Meet a Geographer — Sharing their knowledge
Professor of Geography, Division of Geography & Planning, University of New England (UNE)
Like almost all academics in Australian universities, my working life centres on three activities: teaching, research and administration. I teach undergraduates at all levels from first to final year. I also teach students training to be professional town planners, most of whom are studying for Graduate Diplomas. At UNE the majority of students are off campus and study online. Many of these are mature age students who bring to their work immense life experiences. This can be challenging because it means that I teach everyone from recent school leavers to mid-career workers who are retraining and refocussing their working lives. In terms of research, I study pressing social problems in Australia. Administration is a necessary evil: the challenge is to sort “administrivia” from really worthwhile initiatives which facilitate better teaching and better research opportunities.
Best aspects of my job
I particularly like teaching students who do geography as a non-core part of their degrees.The best aspects of my job are teaching and research. The joy of teaching is very rewarding. I particularly like teaching students who do geography as a non-core part of their degrees. These are people with no great interest in the subject and the challenge is to leave them with a greater insight into what is happening where and how the study of geography informs so much of life. It’s always amazing how many of these students suddenly discover geography and want more. I also my love my research. For me, the core question in geography is “who does what, where, why, when and with what effect?”. Geography is a wonderful subject because it demands an holistic view of life. My research is really in “applied geography” and nowadays relates especially to rural areas. Most recently I have been involved on studies of internal migration in inland Australia, the social impacts of immigration on Australia, and tourism as a way of reviving the fortunes of rural areas. I don’t want to sound too idealistic but I hope that my teaching gives people a better grasp of life in contemporary Australia and that my research leads to policies which improve levels of social wellbeing in the community generally.
In many ways, I sometimes feel like someone who got on a bus and forgot to get off. I enjoyed geography at school and was lucky enough to get into Cambridge University of study geography. At Cambridge, in those days, you focussed on just one subject, geography for me. You had tutorials with 2-3 people (nowhere to hide!) once a week for three years. You wrote at least one essay a week for three years – and it all counted for nothing in terms of continuous assessment. Your degree was decided simply on the basis of how you performed in a set of examinations at the end of your second and third year. The degree structure was inevitably broad, with both human and physical geography covered over all three years. From Cambridge I went to ANU in Canberra to do a PhD. This was a lot of fun. I looked at consumer behaviour and shopping centres in suburban Sydney. This gave me an enduring interest in why people do what they do. I focussed on what was then known as “behavioural geography”, seeking to understand how people perceive the environment and how the images they have of places influence their behaviour. This overall approach is one that I have been able to apply in a variety of fields (eg migration, tourism).

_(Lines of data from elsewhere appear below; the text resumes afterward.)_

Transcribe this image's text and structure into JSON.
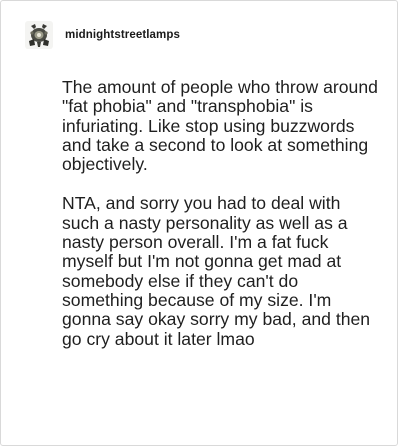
{
  "post": {
    "username": "midnightstreetlamps",
    "avatar_icon": "lamp-avatar-icon",
    "paragraphs": [
      "The amount of people who throw around \"fat phobia\" and \"transphobia\" is infuriating. Like stop using buzzwords and take a second to look at something objectively.",
      "NTA, and sorry you had to deal with such a nasty personality as well as a nasty person overall. I'm a fat fuck myself but I'm not gonna get mad at somebody else if they can't do something because of my size. I'm gonna say okay sorry my bad, and then go cry about it later lmao"
    ]
  }
}
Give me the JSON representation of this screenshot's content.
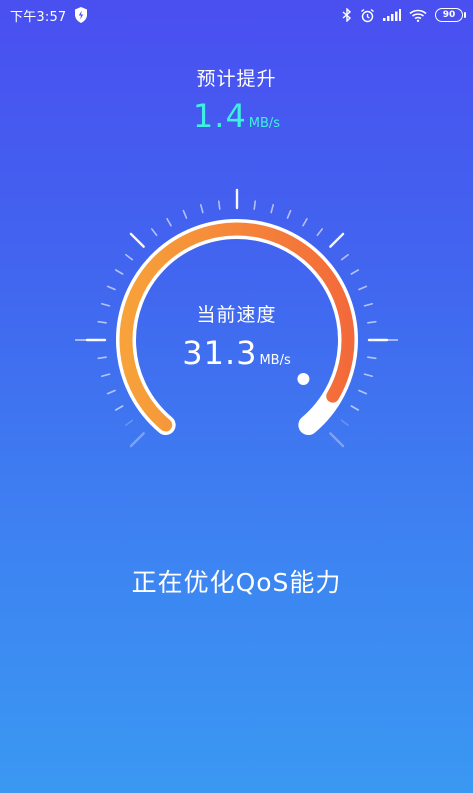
{
  "status_bar": {
    "time": "下午3:57",
    "battery": "90",
    "icons": [
      "shield-icon",
      "bluetooth-icon",
      "alarm-icon",
      "signal-icon",
      "wifi-icon",
      "battery-icon"
    ]
  },
  "predicted": {
    "label": "预计提升",
    "value": "1.4",
    "unit": "MB/s",
    "color": "#3ef0df"
  },
  "current": {
    "label": "当前速度",
    "value": "31.3",
    "unit": "MB/s",
    "gauge_level": 0.93,
    "gauge_colors": [
      "#f7a23a",
      "#f36a3a"
    ]
  },
  "status_message": "正在优化QoS能力",
  "background_colors": [
    "#4a4ff0",
    "#3a98f2"
  ]
}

Once on the bus destined for “Academic Geography” I didn’t want to get off. At the completion of my PhD, I moved to the University of New England in Armidale. Oskar Spate, one of the grand old men of Australian geography, remarked to me that I was “changing one tableland for another”. I have stayed at UNE ever since. This might seem a bit boring but, ultimately, staying in Armidale has been a very “geographical” decision. I like the place, I like the local environment, I like the climate, I like my job and I like my life. Some people flit between universities, climbing the promotion ladder. I have been content to do this in situ.
Future career opportunities
Some people use the breadth of geography as a good launching pad for careers in senior university management, often with great success.I wouldn’t want to give the impression that getting on the bus to “Academic Geography” means that life is mapped out for you. There is a lot of discretion in deciding what to focus on. Alongside teaching mainstream geography, I have been able to introduce fun units on sport and on leisure, creation and tourism. I have also been allowed a lot of choice in what research to do. I have also been lucky to be able to get involved in the Institute of Australian Geographers (where I am President 2006-8) and in editing journals. In short, there is a rich variety of opportunities in university geography and what you end up doing is very much a result of personal tastes. Some people use the breadth of geography as a good launching pad for careers in senior university management, often with great success.
Advice to people interested in academic geography
… the demographic profile of university staff is such that a sizeable cohort will retire soon, thereby opening up vast opportunities for newcomers.Go for it! All jobs have their drawbacks and frustrations. Australian universities have had funding cut back for a decade now – but that situation can’t last. The form-filling and compliance requirements often seem endless – but they are manageable. The rewards from teaching and seeing students grow and develop are enormous. And the fun of research and publishing are enduring. Remember, too, that the demographic profile of university staff is such that a sizeable cohort will retire soon, thereby opening up vast opportunities for newcomers.